Expert Answers Factual Answers to Your Sexual Health Questions
I found HIV meds in my partner’s house. How do I talk to him about HIV?
I’ve been dating a young man for three months. We’ve had sex with a condom, and we perform oral sex on each other. Recently, I found prescriptions for drugs relating to HIV (Epivir, Norvir, Fortovase). My last HIV test a few months ago came back negative...but should I be concerned about contracting AIDS from my partner, and how do I approach him with this? Also, what are the necessary steps to find out whether I have been exposed?
You touched on some extremely important points. First, you’re wise to ask about HIV risk factors. It’s well-known that having sex with someone who’s infected with any active contagious disease puts you at risk for contracting the disease. But remember: while HIV causes AIDS, not everyone who is HIV-positive has AIDS. A person can have HIV for many years and not develop any signs of the disease.
That said, anyone can get HIV through unprotected oral, anal or vaginal sex. So I’m glad to hear that you’re using condoms, but I also encourage you to practice safer sex by using a condom or a dental dam every time you have oral sex.
Have you been exposed to HIV? For your peace of mind, I encourage you to get tested again for HIV. It’s the only way to know your status for sure. You mentioned that you got tested a few months ago...given your circumstances, however, I encourage you to get tested again now.
How often should I get tested if my partner is HIV-positive? There isn’t one right answer about how often to test when you’re in an ongoing relationship with an HIV-positive partner. Talk to your doctor about what makes the most sense for you. Typically, after a known exposure – like the situation your described with oral sex – testing is usually recommended at three weeks and again at three months.
You could, therefore wait three months from the episode of oral sex and get antibody testing at that time. You could also do an HIV DNA test now, which will detect HIV earlier than an antibody test. According to the Centers for Disease Control and Prevention (CDC), most people infected with HIV will develop detectable antibodies within 25 days of exposure and 97% of people will have HIV antibodies by three months after exposure.
It sounds like talking about STDs is difficult for you and your partner. We all know that honesty and integrity are key to strong, long-lasting relationships. But from what you describe, it seems your partner hasn’t been transparent with you...so it may be up to you to bring these issues out into the open. If it feels overwhelming to talk to your partner about HIV, try role-playing the conversation with a trusted friend, first, to help you work through trust issues and other emotional concerns that might arise. Or, you can simply practice saying the words out loud in front of a mirror.
When you talk to your partner, choose a neutral setting where you won’t get interrupted. Speak with confidence and remain calm...remember, you have the right and the responsibility to know your partner’s status, in order to take care of your own health. And expect a positive, open response...people generally respond as you expect them to.
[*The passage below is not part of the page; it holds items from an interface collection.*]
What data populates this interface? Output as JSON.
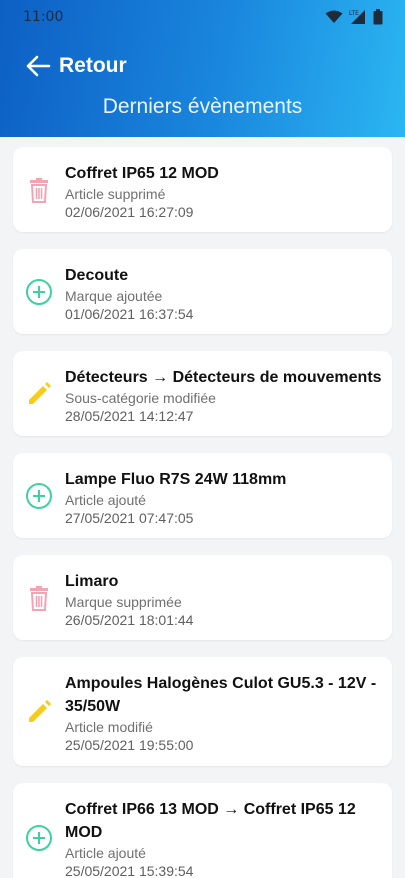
{
  "status_bar": {
    "time": "11:00",
    "network_label": "LTE"
  },
  "header": {
    "back_label": "Retour",
    "title": "Derniers évènements"
  },
  "events": [
    {
      "type": "delete",
      "icon": "trash-icon",
      "title": "Coffret IP65 12 MOD",
      "action": "Article supprimé",
      "date": "02/06/2021 16:27:09"
    },
    {
      "type": "add",
      "icon": "plus-circle-icon",
      "title": "Decoute",
      "action": "Marque ajoutée",
      "date": "01/06/2021 16:37:54"
    },
    {
      "type": "edit",
      "icon": "pencil-icon",
      "title": "Détecteurs → Détecteurs de mouvements",
      "action": "Sous-catégorie modifiée",
      "date": "28/05/2021 14:12:47"
    },
    {
      "type": "add",
      "icon": "plus-circle-icon",
      "title": "Lampe Fluo R7S 24W 118mm",
      "action": "Article ajouté",
      "date": "27/05/2021 07:47:05"
    },
    {
      "type": "delete",
      "icon": "trash-icon",
      "title": "Limaro",
      "action": "Marque supprimée",
      "date": "26/05/2021 18:01:44"
    },
    {
      "type": "edit",
      "icon": "pencil-icon",
      "title": "Ampoules Halogènes Culot GU5.3 - 12V - 35/50W",
      "action": "Article modifié",
      "date": "25/05/2021 19:55:00"
    },
    {
      "type": "add",
      "icon": "plus-circle-icon",
      "title": "Coffret IP66 13 MOD → Coffret IP65 12 MOD",
      "action": "Article ajouté",
      "date": "25/05/2021 15:39:54"
    }
  ],
  "colors": {
    "delete": "#f4a3b3",
    "add": "#3ed1a0",
    "edit": "#f5cc16"
  }
}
For more detailed information about HIV risk factors and HIV testing, check out our Expert Guide to HIV. Thank you for your excellent questions, and I wish you and your partner the best of health.
Dr. Perlman is a Colorado-based infectious disease specialist (including HIV and other STDs) in private practice at Greater Denver Infectious Diseases. Additionally, he is Assistant Clinical Professor in the Division of Infectious Diseases at the University of Colorado School of Medicine. Dr. Perlman was educated at theUniversity of Maryland School of Medicine, and completed his residency in internal medicine at the Johns Hopkins University School of Medicine.